  • scan_interval is set to be slightly longer than the update interval in InfluxDB which is 10 seconds.
  1. Restart Home Assistant and locate the new entity

CPU usage sensor

  1. If you do not see the new sensor, check your system logs and search for 'influxdb'

Advanced Sensors

Now you can start getting more creative with your sensors. If you are not yet familiar with the InfluxQL query language, I recommend using the query builder in the add-on to construct your query, then translate it over to your YAML config. I will walk through this process with an example below.

High CPU Usage Sensor

Suppose you want a sensor to drive an automation that notifies you when your CPU is pegged. It may not be unusual for the CPU to occassionally spike, so you should consider taking the mean value over a period of time.

  1. Go to the Explore tab again in the InfluxDB add-on and start a new query.

  2. Choose the proxmox.autogen retention policy.

  3. Under Measurements, expand cpustat and tick your proxmox host.

  4. Under Fields, tick cpu and apply the mean function.


  1. Use the Group by dropdown to adjust the range of time over which the mean is computed. Notice that as you increase the duration of the mean, the resulting graph will smooth out the sharp peaks and valleys. This is exactly what we want to make sure those momentary CPU spikes don't trigger our automation.


  1. Once the query is set up to your liking, you can translate it over to your configuration.yaml. Your code may differ from the below.
- name: InfluxDB Proxmox Host CPU 5m Average Usage
  unique_id: 'c9e2ca8b-48fa-4856-84ad-7a1f671735fa'
  database: proxmox
  measurement: proxmox.autogen.cpustat
  field: "cpu"
  group_function: mean
  where: "host='mini-neptune' AND time > now() - 5m AND time < now()"
  value_template: "{{ (value|float * 100) | round(1) }}"
  unit_of_measurement: '%'

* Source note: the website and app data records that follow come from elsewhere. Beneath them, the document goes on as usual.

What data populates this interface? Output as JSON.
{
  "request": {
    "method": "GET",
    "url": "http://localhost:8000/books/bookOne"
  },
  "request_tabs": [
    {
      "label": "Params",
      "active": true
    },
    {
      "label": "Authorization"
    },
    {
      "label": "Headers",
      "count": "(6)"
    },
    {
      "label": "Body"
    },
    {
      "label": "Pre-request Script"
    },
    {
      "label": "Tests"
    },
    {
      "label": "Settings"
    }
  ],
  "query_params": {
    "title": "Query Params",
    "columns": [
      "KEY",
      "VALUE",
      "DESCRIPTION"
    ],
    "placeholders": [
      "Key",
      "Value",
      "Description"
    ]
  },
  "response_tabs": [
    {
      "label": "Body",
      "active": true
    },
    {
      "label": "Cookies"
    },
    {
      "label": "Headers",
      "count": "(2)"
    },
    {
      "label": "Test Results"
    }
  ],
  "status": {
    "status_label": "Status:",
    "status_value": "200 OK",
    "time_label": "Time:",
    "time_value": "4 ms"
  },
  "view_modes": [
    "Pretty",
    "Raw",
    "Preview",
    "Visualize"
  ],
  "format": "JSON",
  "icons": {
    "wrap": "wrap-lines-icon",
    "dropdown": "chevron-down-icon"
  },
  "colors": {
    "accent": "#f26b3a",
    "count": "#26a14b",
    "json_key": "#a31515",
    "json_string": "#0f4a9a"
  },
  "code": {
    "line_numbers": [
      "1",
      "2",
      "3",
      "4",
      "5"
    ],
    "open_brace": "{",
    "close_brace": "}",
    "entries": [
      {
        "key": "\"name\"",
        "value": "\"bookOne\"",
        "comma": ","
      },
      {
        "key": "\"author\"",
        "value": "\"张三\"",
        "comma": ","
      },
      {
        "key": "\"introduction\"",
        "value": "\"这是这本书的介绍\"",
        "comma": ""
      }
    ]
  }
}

Note that the home assistant yaml syntax does not provide an easy way to set the group-by interval and will therefore group by the entire selected range of values. We adjust for this by adding a 5 minute time window to the where clause.

  1. Restart home assistant and check for the new sensor. Now you can trigger an automation if the sensor hits a certain while filtering out any momentary spikes!

High CPU notification


This InfluxDB integration gives you the best insight possible into the status of your Proxmox system by hooking directly into your system's metrics. This setup gives the most accurate real-time insight into your PVE host and all of your VMs and containers so that you can build meaningful automations and dashboards.

You can even take this a step further by installing the Grafana addon to build even more advanced visualizations.

Grafana visualization embeded in HA Dashboard

Thanks for reading!